Rigorous proofs are notoriously difficult to produce and verify even for seemingly simple cryptographic tasks. As a result, many published papers contain proofs that are most of the time incomplete and ocasionally flawed. Arguably, this indicates that the provable security paradigm is heading towards an undesirable crisis of rigor.
Significant research efforts are under way in order to correct this state of affairs. Examples, from the inside of the crypto community, include the works of Shoup, Bellare, and Rogaway on game playing techniques and Shai Halevi manifesto for machine assisted cryptographic proofs. Further inspiration comes from the outside of the crypto community. Symbolic methods and techniques commonly used in the areas of programming languages, language-based security, and logics have recently been employed to create general frameworks for computational security analysis.

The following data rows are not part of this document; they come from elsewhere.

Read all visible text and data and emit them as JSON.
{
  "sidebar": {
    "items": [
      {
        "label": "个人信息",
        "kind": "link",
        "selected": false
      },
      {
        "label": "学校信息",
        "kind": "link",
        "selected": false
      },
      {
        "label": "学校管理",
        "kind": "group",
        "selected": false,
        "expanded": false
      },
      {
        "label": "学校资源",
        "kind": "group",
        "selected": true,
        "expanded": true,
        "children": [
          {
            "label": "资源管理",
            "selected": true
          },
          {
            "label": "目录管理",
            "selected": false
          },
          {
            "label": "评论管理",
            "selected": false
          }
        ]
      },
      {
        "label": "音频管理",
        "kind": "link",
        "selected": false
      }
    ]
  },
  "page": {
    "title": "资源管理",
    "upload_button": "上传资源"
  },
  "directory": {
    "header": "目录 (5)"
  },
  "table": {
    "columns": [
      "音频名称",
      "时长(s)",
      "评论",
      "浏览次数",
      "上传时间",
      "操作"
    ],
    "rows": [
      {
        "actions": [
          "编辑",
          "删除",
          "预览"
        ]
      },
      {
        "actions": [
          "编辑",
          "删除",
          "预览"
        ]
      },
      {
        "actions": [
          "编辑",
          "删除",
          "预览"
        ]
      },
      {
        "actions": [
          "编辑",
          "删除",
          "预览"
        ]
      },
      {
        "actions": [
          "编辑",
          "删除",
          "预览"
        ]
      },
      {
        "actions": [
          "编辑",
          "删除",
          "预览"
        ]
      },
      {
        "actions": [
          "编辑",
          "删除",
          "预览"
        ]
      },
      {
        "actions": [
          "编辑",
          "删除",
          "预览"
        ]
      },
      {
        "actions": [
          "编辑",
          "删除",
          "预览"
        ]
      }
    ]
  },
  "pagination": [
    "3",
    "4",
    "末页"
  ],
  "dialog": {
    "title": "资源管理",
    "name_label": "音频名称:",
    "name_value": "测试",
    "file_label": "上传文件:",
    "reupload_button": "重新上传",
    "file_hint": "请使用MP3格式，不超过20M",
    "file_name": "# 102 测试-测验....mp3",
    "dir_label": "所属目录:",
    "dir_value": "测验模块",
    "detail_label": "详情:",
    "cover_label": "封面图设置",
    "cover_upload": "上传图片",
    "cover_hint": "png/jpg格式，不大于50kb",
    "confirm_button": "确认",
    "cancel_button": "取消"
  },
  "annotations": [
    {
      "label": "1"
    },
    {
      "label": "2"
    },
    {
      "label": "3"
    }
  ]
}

The goal of this talk is to highlight the important role that symbolic methods could/should play within the general direction of provable security. I will present some of the existent results, exciting opportunities, and future challenges that stem from bringing together two research directions that for more than twenty years have developed largely indpendently.